→ **What is required**: Please report, as a single number, how many lines in the entries include the string "JSON".

→ **Records provided**:
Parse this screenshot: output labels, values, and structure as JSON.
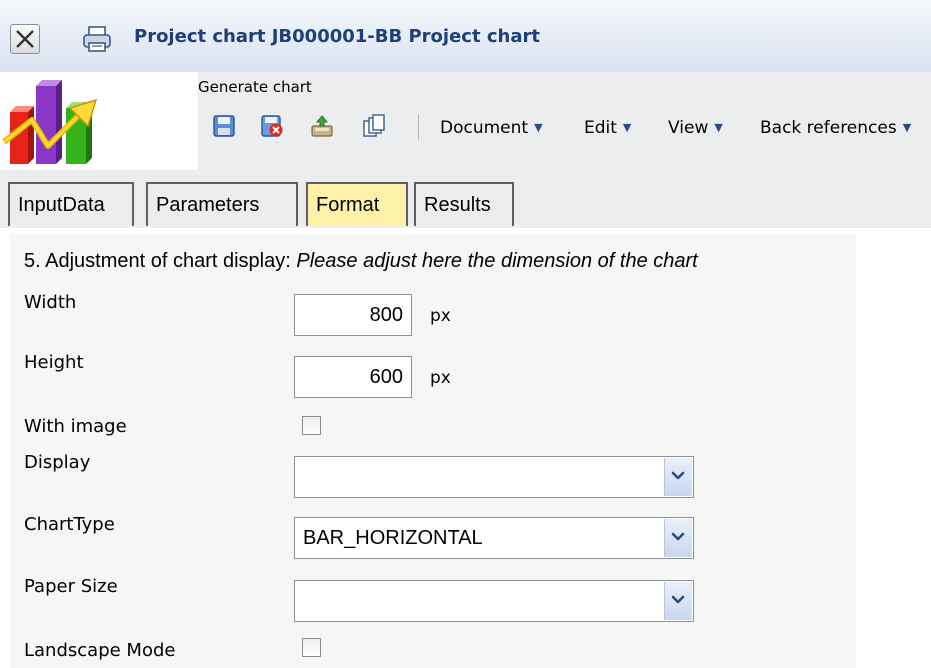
{
  "window": {
    "title": "Project chart JB000001-BB Project chart"
  },
  "toolbar": {
    "label": "Generate chart",
    "buttons": [
      "save-icon",
      "delete-icon",
      "export-icon",
      "copy-icon"
    ],
    "menus": [
      {
        "label": "Document",
        "arrow": "▼"
      },
      {
        "label": "Edit",
        "arrow": "▼"
      },
      {
        "label": "View",
        "arrow": "▼"
      },
      {
        "label": "Back references",
        "arrow": "▼"
      }
    ]
  },
  "tabs": [
    {
      "label": "InputData",
      "active": false
    },
    {
      "label": "Parameters",
      "active": false
    },
    {
      "label": "Format",
      "active": true
    },
    {
      "label": "Results",
      "active": false
    }
  ],
  "form": {
    "heading_prefix": "5. Adjustment of chart display: ",
    "heading_hint": "Please adjust here the dimension of the chart",
    "width": {
      "label": "Width",
      "value": "800",
      "unit": "px"
    },
    "height": {
      "label": "Height",
      "value": "600",
      "unit": "px"
    },
    "with_image": {
      "label": "With image",
      "checked": false
    },
    "display": {
      "label": "Display",
      "value": ""
    },
    "chart_type": {
      "label": "ChartType",
      "value": "BAR_HORIZONTAL"
    },
    "paper_size": {
      "label": "Paper Size",
      "value": ""
    },
    "landscape_mode": {
      "label": "Landscape Mode",
      "checked": false
    }
  },
  "colors": {
    "title_text": "#1d3f7a",
    "active_tab": "#fff2a8",
    "dropdown_arrow": "#2a4b86"
  }
}
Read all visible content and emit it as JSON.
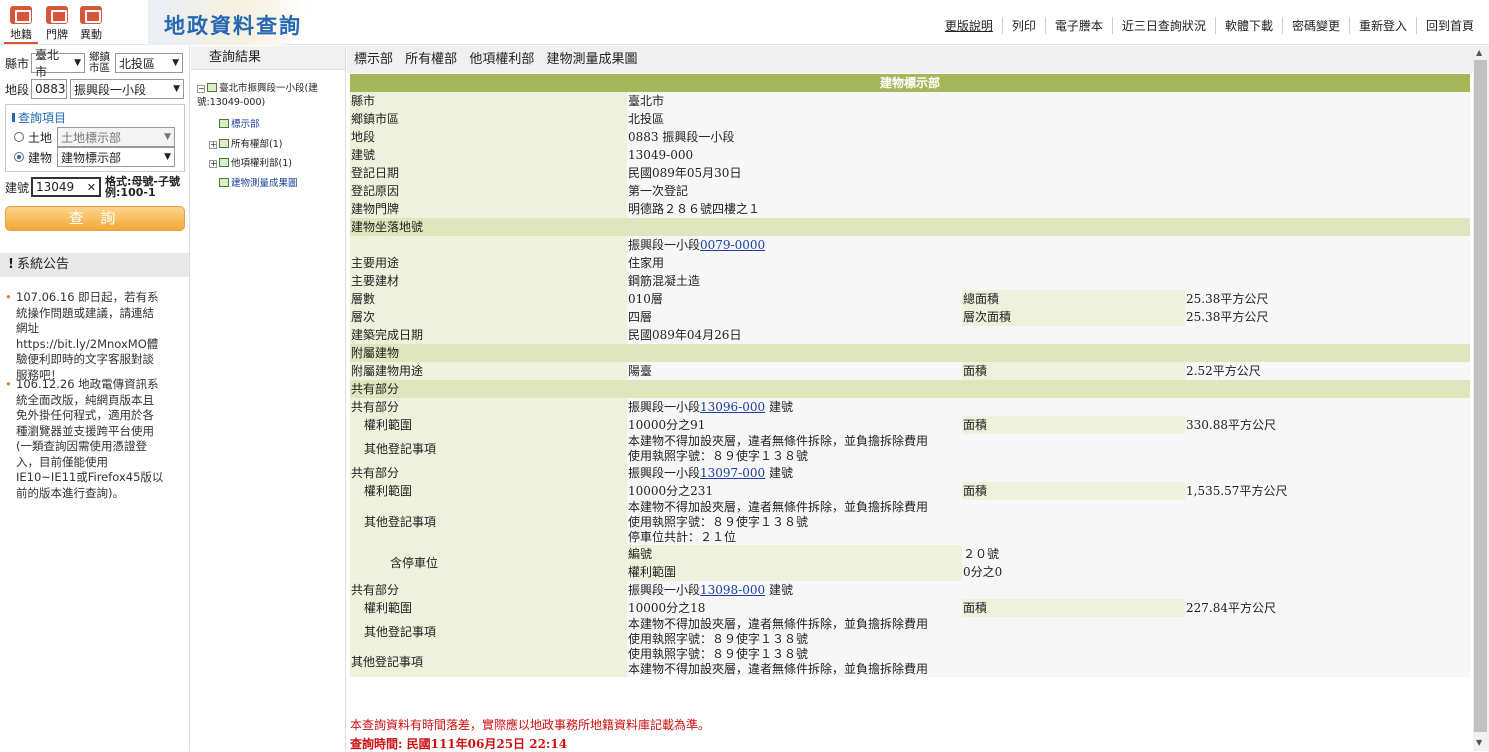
{
  "header": {
    "icons": [
      {
        "label": "地籍",
        "icon": "cadastre-icon"
      },
      {
        "label": "門牌",
        "icon": "house-icon"
      },
      {
        "label": "異動",
        "icon": "change-icon"
      }
    ],
    "title": "地政資料查詢",
    "nav": [
      "更版說明",
      "列印",
      "電子謄本",
      "近三日查詢狀況",
      "軟體下載",
      "密碼變更",
      "重新登入",
      "回到首頁"
    ]
  },
  "left": {
    "county_label": "縣市",
    "county": "臺北市",
    "district_label": "鄉鎮市區",
    "district": "北投區",
    "section_label": "地段",
    "section_code": "0883",
    "section": "振興段一小段",
    "query_title": "查詢項目",
    "land_label": "土地",
    "land_select": "土地標示部",
    "building_label": "建物",
    "building_select": "建物標示部",
    "bno_label": "建號",
    "bno": "13049",
    "format_hint": "格式:母號-子號",
    "format_example": "例:100-1",
    "query_button": "查 詢",
    "announce_title": "系統公告",
    "announcements": [
      "107.06.16 即日起，若有系統操作問題或建議，請連結網址https://bit.ly/2MnoxMO體驗便利即時的文字客服對談服務吧！",
      "106.12.26 地政電傳資訊系統全面改版，純網頁版本且免外掛任何程式，適用於各種瀏覽器並支援跨平台使用(一類查詢因需使用憑證登入，目前僅能使用IE10~IE11或Firefox45版以前的版本進行查詢)。"
    ]
  },
  "tree": {
    "title": "查詢結果",
    "root": "臺北市振興段一小段(建號:13049-000)",
    "items": [
      "標示部",
      "所有權部(1)",
      "他項權利部(1)",
      "建物測量成果圖"
    ]
  },
  "tabs": [
    "標示部",
    "所有權部",
    "他項權利部",
    "建物測量成果圖"
  ],
  "record": {
    "caption": "建物標示部",
    "county_l": "縣市",
    "county": "臺北市",
    "district_l": "鄉鎮市區",
    "district": "北投區",
    "section_l": "地段",
    "section": "0883 振興段一小段",
    "bno_l": "建號",
    "bno": "13049-000",
    "regdate_l": "登記日期",
    "regdate": "民國089年05月30日",
    "reason_l": "登記原因",
    "reason": "第一次登記",
    "door_l": "建物門牌",
    "door": "明德路２８６號四樓之１",
    "loc_head": "建物坐落地號",
    "loc_prefix": "振興段一小段",
    "loc_link": "0079-0000",
    "use_l": "主要用途",
    "use": "住家用",
    "mat_l": "主要建材",
    "mat": "鋼筋混凝土造",
    "floors_l": "層數",
    "floors": "010層",
    "total_l": "總面積",
    "total": "25.38平方公尺",
    "floor_l": "層次",
    "floor": "四層",
    "floor_area_l": "層次面積",
    "floor_area": "25.38平方公尺",
    "done_l": "建築完成日期",
    "done": "民國089年04月26日",
    "attach_head": "附屬建物",
    "attach_use_l": "附屬建物用途",
    "attach_use": "陽臺",
    "attach_area_l": "面積",
    "attach_area": "2.52平方公尺",
    "common_head": "共有部分",
    "common": [
      {
        "label": "共有部分",
        "prefix": "振興段一小段",
        "link": "13096-000",
        "suffix": " 建號",
        "right_l": "權利範圍",
        "right": "10000分之91",
        "area_l": "面積",
        "area": "330.88平方公尺",
        "other_l": "其他登記事項",
        "other": [
          "本建物不得加設夾層，違者無條件拆除，並負擔拆除費用",
          "使用執照字號：８９使字１３８號"
        ]
      },
      {
        "label": "共有部分",
        "prefix": "振興段一小段",
        "link": "13097-000",
        "suffix": " 建號",
        "right_l": "權利範圍",
        "right": "10000分之231",
        "area_l": "面積",
        "area": "1,535.57平方公尺",
        "other_l": "其他登記事項",
        "other": [
          "本建物不得加設夾層，違者無條件拆除，並負擔拆除費用",
          "使用執照字號：８９使字１３８號",
          "停車位共計：２１位"
        ]
      },
      {
        "label": "共有部分",
        "prefix": "振興段一小段",
        "link": "13098-000",
        "suffix": " 建號",
        "right_l": "權利範圍",
        "right": "10000分之18",
        "area_l": "面積",
        "area": "227.84平方公尺",
        "other_l": "其他登記事項",
        "other": [
          "本建物不得加設夾層，違者無條件拆除，並負擔拆除費用",
          "使用執照字號：８９使字１３８號"
        ]
      }
    ],
    "parking_l": "含停車位",
    "parking_no_l": "編號",
    "parking_no": "２０號",
    "parking_right_l": "權利範圍",
    "parking_right": "0分之0",
    "other_l": "其他登記事項",
    "other": [
      "使用執照字號：８９使字１３８號",
      "本建物不得加設夾層，違者無條件拆除，並負擔拆除費用"
    ]
  },
  "notice": "本查詢資料有時間落差，實際應以地政事務所地籍資料庫記載為準。",
  "query_time": "查詢時間: 民國111年06月25日 22:14"
}
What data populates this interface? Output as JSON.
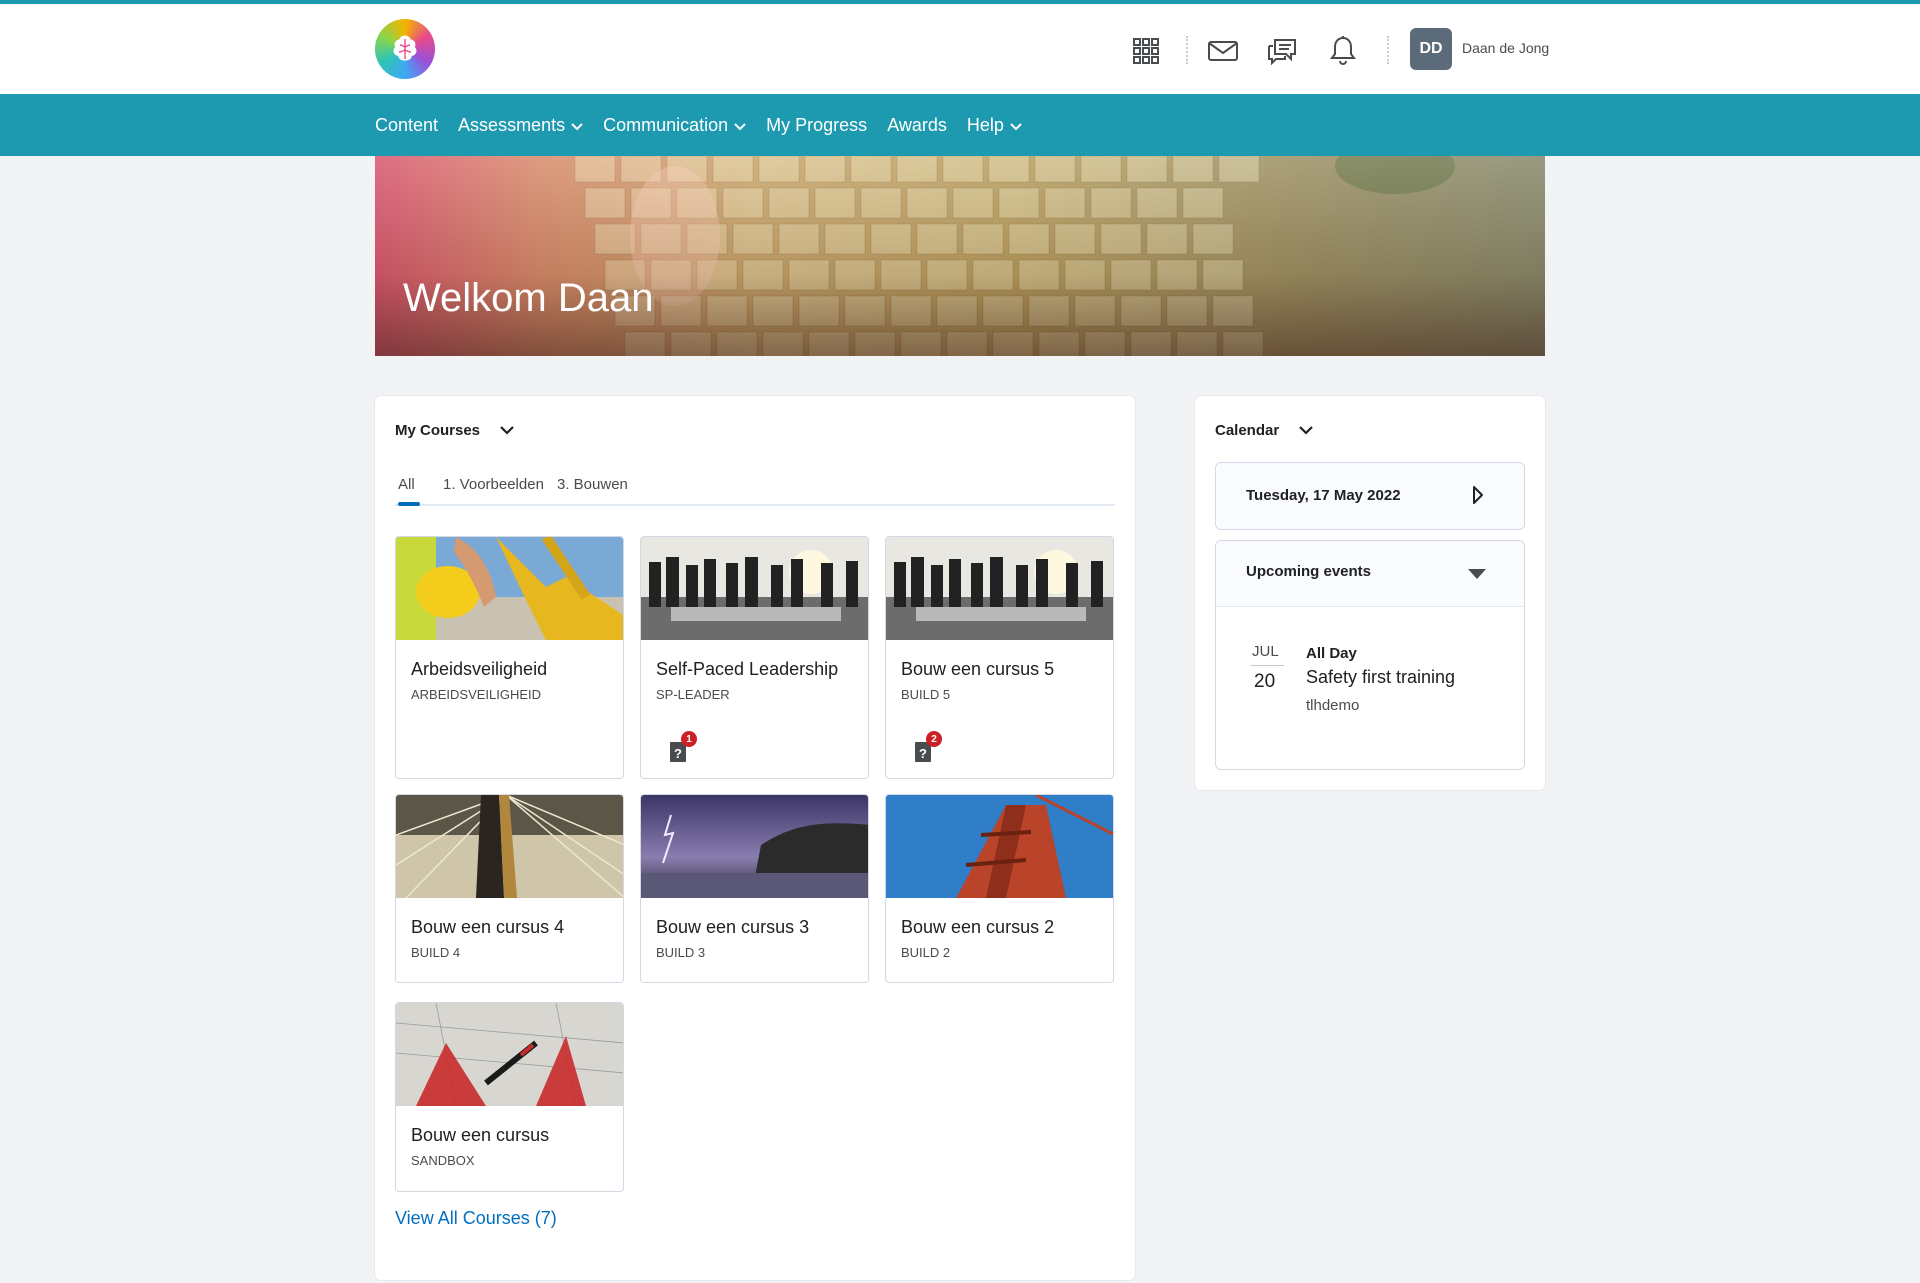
{
  "header": {
    "logo_icon": "brain-logo-icon",
    "icons": [
      "apps-grid-icon",
      "mail-icon",
      "chat-icon",
      "bell-icon"
    ],
    "user": {
      "initials": "DD",
      "name": "Daan de Jong"
    }
  },
  "nav": {
    "items": [
      {
        "label": "Content",
        "has_dropdown": false
      },
      {
        "label": "Assessments",
        "has_dropdown": true
      },
      {
        "label": "Communication",
        "has_dropdown": true
      },
      {
        "label": "My Progress",
        "has_dropdown": false
      },
      {
        "label": "Awards",
        "has_dropdown": false
      },
      {
        "label": "Help",
        "has_dropdown": true
      }
    ]
  },
  "hero": {
    "title": "Welkom Daan"
  },
  "courses": {
    "title": "My Courses",
    "tabs": [
      "All",
      "1. Voorbeelden",
      "3. Bouwen"
    ],
    "active_tab": "All",
    "cards": [
      {
        "title": "Arbeidsveiligheid",
        "code": "ARBEIDSVEILIGHEID",
        "image": "construction-helmet",
        "badge": null
      },
      {
        "title": "Self-Paced Leadership",
        "code": "SP-LEADER",
        "image": "office-silhouettes",
        "badge": "1"
      },
      {
        "title": "Bouw een cursus 5",
        "code": "BUILD 5",
        "image": "office-silhouettes",
        "badge": "2"
      },
      {
        "title": "Bouw een cursus 4",
        "code": "BUILD 4",
        "image": "bridge-cables",
        "badge": null
      },
      {
        "title": "Bouw een cursus 3",
        "code": "BUILD 3",
        "image": "lightning-storm",
        "badge": null
      },
      {
        "title": "Bouw een cursus 2",
        "code": "BUILD 2",
        "image": "red-bridge-tower",
        "badge": null
      },
      {
        "title": "Bouw een cursus",
        "code": "SANDBOX",
        "image": "drafting-tools",
        "badge": null
      }
    ],
    "view_all": "View All Courses (7)"
  },
  "calendar": {
    "title": "Calendar",
    "date": "Tuesday, 17 May 2022",
    "upcoming_title": "Upcoming events",
    "event": {
      "month": "JUL",
      "day": "20",
      "time": "All Day",
      "title": "Safety first training",
      "org": "tlhdemo"
    }
  },
  "colors": {
    "brand": "#1e9ab0",
    "link": "#006fbf",
    "badge": "#cd2026"
  }
}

→ **Your response**: 3